Riding on this success, TSIS is viewing two new segments within the automotive space: electrical steels for the motors that power electric vehicles and nickel-plated steels for their battery cells. “Not all steelmakers produce these steels; we are among the few that do,” says Mr Huang. “It’s early stage on these and trials are on, but we believe it’s the next wheel for the China business from Europe.”

Some 500,000 electric cars were made in China in 2016, the largest global market for these cars, and with government publicly airing its intent to ease out combustion-engine vehicles, the future will likely provide TSIS with lucrative avenues for growth in freshly minted spheres. “We are exploring the scope to market safer and environment-friendly material for the food packaging industry, along with high-strength, high-technology steels for the automotive sector,” says Mr Huang. “That’s our focus.”

Procure and be secure
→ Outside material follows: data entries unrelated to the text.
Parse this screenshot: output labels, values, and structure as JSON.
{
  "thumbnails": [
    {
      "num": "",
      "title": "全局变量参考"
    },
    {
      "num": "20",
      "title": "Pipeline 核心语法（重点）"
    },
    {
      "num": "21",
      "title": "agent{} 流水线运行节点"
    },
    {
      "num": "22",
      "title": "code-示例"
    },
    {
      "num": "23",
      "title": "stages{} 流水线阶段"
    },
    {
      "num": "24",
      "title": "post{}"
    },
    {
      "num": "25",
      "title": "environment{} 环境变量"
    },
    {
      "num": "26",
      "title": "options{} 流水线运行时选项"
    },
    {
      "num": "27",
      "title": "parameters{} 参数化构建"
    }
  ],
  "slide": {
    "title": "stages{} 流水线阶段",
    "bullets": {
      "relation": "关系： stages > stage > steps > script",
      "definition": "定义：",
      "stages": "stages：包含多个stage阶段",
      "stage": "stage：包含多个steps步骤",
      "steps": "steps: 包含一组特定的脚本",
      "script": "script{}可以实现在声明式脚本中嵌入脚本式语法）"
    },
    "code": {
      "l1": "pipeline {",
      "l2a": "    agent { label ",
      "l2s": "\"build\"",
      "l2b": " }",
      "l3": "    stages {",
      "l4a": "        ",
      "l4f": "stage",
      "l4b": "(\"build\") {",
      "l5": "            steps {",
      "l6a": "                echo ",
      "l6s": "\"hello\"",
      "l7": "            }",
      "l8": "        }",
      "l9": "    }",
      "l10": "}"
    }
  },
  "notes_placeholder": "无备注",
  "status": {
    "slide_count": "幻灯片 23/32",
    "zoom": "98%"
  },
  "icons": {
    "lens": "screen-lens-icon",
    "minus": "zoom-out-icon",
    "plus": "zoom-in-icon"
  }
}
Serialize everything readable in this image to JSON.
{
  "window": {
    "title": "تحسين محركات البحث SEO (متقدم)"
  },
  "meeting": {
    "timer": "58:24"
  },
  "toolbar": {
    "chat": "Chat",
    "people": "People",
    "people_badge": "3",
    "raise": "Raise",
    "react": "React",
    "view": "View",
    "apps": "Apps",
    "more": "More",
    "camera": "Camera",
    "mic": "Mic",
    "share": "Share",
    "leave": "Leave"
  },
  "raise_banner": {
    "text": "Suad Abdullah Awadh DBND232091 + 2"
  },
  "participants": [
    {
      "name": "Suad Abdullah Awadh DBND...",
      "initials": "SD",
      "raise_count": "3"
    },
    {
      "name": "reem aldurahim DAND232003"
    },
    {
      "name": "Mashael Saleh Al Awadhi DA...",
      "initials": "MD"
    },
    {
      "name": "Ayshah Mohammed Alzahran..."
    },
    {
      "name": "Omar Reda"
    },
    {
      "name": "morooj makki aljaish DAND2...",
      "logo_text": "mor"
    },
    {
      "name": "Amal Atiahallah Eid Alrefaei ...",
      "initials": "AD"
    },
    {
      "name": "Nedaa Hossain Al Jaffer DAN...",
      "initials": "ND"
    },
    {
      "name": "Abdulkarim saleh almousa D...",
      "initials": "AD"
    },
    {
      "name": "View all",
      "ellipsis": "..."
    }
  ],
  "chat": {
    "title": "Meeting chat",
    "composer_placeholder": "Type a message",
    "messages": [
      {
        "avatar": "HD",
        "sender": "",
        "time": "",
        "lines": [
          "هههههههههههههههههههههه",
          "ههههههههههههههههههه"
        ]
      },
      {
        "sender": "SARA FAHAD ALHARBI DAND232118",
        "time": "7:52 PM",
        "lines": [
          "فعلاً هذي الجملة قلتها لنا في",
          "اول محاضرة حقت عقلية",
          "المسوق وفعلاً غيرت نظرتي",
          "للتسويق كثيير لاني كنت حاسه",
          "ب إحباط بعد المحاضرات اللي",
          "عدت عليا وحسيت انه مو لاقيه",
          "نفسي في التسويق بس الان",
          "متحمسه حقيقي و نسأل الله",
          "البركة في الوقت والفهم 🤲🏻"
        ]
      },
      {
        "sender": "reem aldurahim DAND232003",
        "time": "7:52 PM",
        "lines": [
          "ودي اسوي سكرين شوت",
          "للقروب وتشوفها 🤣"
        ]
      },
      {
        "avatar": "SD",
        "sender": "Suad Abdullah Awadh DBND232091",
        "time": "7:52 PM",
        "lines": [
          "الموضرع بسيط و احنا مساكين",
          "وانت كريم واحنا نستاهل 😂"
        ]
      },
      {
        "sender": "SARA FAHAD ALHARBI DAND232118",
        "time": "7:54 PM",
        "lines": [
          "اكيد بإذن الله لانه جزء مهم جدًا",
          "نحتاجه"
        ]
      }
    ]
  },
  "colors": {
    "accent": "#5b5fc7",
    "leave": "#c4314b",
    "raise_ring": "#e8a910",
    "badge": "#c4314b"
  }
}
Right through the rough times it had to endure in the 2008-2014 period, the business that did not lag for Tata Steel International (Shanghai) was procurement from China for the manufacturing facilities of Tata Steel Europe (TSE).

‘Bringing the best value possible’ to TSE’s doorstep is the sourcing team’s mantra and, crucially, the effort has not had to experience the sort of slump the sales part of the business suffered. “Compared with sales, our purchasing initiatives keep growing,” says George Huang, commercial manager, TSIS. “We handle global sourcing and China plays a big role in that.”

There’s more to it in the details. TSIS helps the European and, to a lesser degree, Indian operations of Tata Steel in three main ways: it gathers information on Chinese and regional markets; it provides insights and leverage to what are called ‘category teams’; and it does direct sourcing and one-off buying of raw and processed materials.

TSIS kick-started the procurement-from-China business in 2007 and it has steadily increased in the years since. It began by buying mechanical and maintenance components before expanding to process material and the rest. The subsidiary touched a China-sourcing high of €32 million in 2015 and it has recorded impressive savings for TSE, but there is still some way to go.

“China accounts for just 1.5% of the total global procurement for TSE,” says Mr Huang. “We need to enhance sourcing from here and thereby enhance our savings. China has a huge influence on the European steel market — it produces about 50% of the world’s steel output while consuming 45% domestically — and raw material purchases are crucial in the context.”